What should someone landing in Dakar for the first time do and see? In the Baaba Maal guidebook, that’s the wrong way to approach Senegal’s capital. “So many of my friends who come to visit say there’s too many things to do! You must let things come to you; it’s a very alive city, people are very friendly, they like to shake hands, to talk to people, to see where you are coming from, what you want to do, and in what way they can help if you need help… and if you fancy buying something, so they can sell you things!”
“Western musicians know less about what we have and what we’re bringing to them. This is why we are more prepared.” – Baaba Maal

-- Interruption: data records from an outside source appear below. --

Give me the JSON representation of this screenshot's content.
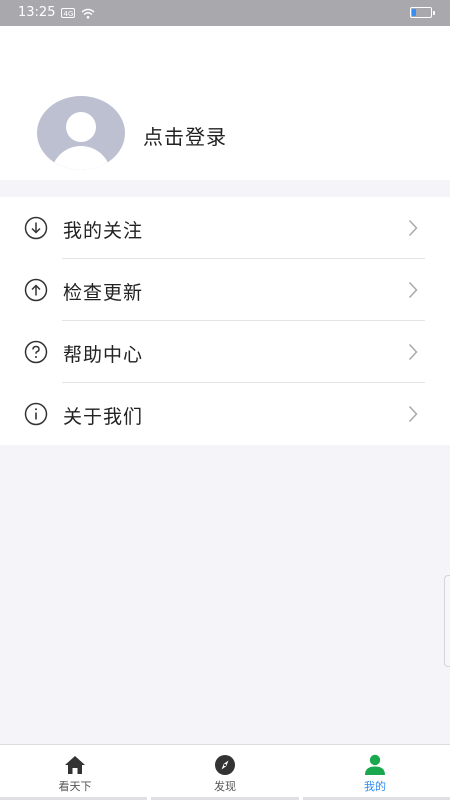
{
  "status_bar": {
    "time": "13:25",
    "sim_label": "4G",
    "battery_level": 0.2,
    "battery_color": "#3a8df0"
  },
  "profile": {
    "avatar_icon": "default-user-avatar-icon",
    "login_label": "点击登录"
  },
  "menu": {
    "items": [
      {
        "label": "我的关注",
        "icon": "download-circle-icon"
      },
      {
        "label": "检查更新",
        "icon": "upload-circle-icon"
      },
      {
        "label": "帮助中心",
        "icon": "question-circle-icon"
      },
      {
        "label": "关于我们",
        "icon": "info-circle-icon"
      }
    ]
  },
  "tabbar": {
    "tabs": [
      {
        "label": "看天下",
        "icon": "home-icon",
        "active": false
      },
      {
        "label": "发现",
        "icon": "compass-icon",
        "active": false
      },
      {
        "label": "我的",
        "icon": "user-icon",
        "active": true
      }
    ],
    "active_color": "#2d8cf0",
    "active_icon_color": "#1aa84f"
  }
}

Neighbouring Guinea has its fair share of talent too, he says, though a military coup d’etat in December 2008 complicates matters. “I met a lot of very talented groups who organise themselves very well in the capital, Conakry. But because of all the struggle and political events happening there they don’t know what to do. They travel a lot; they go to play in Mali, they do their own recordings. But they need support to make people know about them.”
He intends to use his appearance at Ornette Coleman‘s Meltdown, his third official gig in London this year, to present some of those young musicians. “It’s always an opportunity to bring two or three young people to collaborate with,” he says. As at his recent Island Records birthday gig at the Shepherd’s Bush Empire, at which he was joined on stage by the not quite so young U2, the Meltdown show will feature his band Daande Lenol and the Brazilian Girls.
The show will, he says, focus on Television, an album named after a medium he believes has the power to help change Africa’s situation. “Television is still quite new,” he says. “When you come to Dakar, or Bamako, and there’s a programme on late at night after people have finished their food, people, even small children, boys and girls playing outside, run in and sit down and are quiet, and everyone is focused on the TV.” The TV has replaced the tree in the middle of the village as a focal point. “The TV is on, and people are commenting on what’s going on, and I think if we use that to change things, to bring new ideas, to make people be able to exchange ideas in a positive way, things can change.”
In Senegal the internet’s not yet making as much difference as it is mainly still used by “people who have been to school who get the chance to be connected to the rest of the world, knowing what’s going on,” he says. “The others, they would like to, but you need to fight against poverty and to give people education to have access to it. Most of the keys on the keyboards are in French and English and people can’t use them; people speak in African languages. So television’s more accessible.”
Maal believes things can change for the better in Africa, and music can help. “The people living in the small villages, it’s only culture that can reach these people because they’re really close to the music and the musicians. And musicians can make them dream. They can want to be like Salif, or Angelique (Kidjo), and want to travel and see the world, to succeed.”
Maybe they want to be like Baaba too. As they dream they’ll know that, in Maal, they have a helping hand to guide them.
Baaba Maal’s Television is out now through Palm. Baaba Maal plays Ornette Coleman’s Meltdown at London’s Royal Festival Hall on 15 June 2009.